BEGIN Data extract
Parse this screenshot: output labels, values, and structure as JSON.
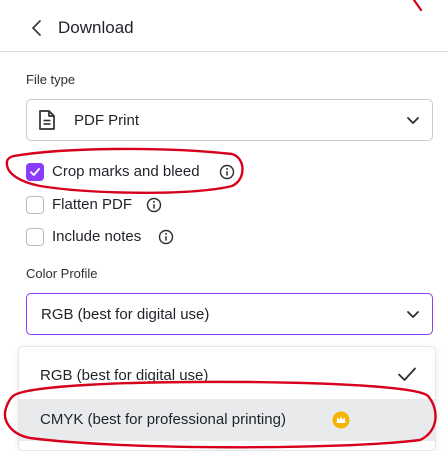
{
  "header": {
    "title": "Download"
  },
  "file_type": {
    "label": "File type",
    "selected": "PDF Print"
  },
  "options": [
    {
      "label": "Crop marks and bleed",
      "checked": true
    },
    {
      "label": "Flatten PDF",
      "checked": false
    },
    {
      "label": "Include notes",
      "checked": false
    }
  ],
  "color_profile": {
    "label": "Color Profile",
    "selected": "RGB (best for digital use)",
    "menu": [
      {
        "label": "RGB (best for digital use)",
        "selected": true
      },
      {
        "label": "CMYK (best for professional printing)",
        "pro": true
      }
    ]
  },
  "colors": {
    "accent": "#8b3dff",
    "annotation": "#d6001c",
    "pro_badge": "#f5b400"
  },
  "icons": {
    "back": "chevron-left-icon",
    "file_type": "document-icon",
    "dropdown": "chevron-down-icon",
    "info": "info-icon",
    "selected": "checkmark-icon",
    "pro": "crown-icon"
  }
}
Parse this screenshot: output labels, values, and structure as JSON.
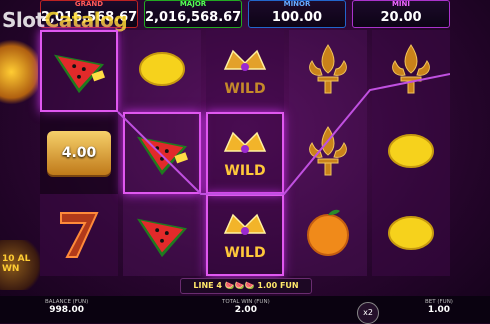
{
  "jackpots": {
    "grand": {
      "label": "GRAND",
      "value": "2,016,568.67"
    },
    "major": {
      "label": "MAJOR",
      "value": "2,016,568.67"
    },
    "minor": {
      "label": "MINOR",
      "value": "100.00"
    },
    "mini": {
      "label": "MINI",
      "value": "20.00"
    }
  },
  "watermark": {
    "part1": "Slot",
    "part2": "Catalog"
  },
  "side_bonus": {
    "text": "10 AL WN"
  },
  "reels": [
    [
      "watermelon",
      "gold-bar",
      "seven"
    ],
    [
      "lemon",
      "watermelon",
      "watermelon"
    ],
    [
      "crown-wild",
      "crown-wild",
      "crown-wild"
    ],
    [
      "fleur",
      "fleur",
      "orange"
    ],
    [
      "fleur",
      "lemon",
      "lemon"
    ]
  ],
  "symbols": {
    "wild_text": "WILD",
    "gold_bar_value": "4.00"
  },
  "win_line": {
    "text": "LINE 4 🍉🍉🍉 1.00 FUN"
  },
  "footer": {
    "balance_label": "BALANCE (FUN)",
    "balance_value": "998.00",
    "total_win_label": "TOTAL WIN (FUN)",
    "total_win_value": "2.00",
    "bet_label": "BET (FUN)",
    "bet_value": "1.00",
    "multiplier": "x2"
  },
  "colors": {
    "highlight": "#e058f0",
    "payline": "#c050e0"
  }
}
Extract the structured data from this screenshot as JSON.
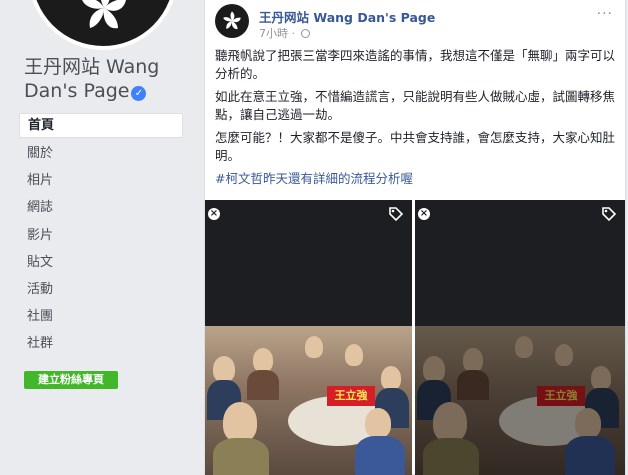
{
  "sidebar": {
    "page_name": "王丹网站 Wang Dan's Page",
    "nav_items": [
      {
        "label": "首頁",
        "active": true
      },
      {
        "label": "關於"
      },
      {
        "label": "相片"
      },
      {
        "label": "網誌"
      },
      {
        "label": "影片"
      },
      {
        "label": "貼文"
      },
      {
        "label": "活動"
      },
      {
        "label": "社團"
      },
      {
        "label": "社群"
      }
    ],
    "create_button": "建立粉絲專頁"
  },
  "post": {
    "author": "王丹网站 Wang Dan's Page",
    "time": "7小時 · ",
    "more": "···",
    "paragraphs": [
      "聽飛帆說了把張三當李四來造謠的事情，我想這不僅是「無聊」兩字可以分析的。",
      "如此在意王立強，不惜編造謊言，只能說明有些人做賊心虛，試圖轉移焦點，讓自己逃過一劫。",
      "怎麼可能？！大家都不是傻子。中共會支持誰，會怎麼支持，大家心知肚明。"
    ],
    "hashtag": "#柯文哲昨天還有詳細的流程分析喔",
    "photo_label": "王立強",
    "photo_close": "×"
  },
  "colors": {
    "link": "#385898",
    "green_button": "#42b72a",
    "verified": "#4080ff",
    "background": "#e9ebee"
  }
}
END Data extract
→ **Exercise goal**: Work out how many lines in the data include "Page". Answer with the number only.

→ **Result of the exercise**: 2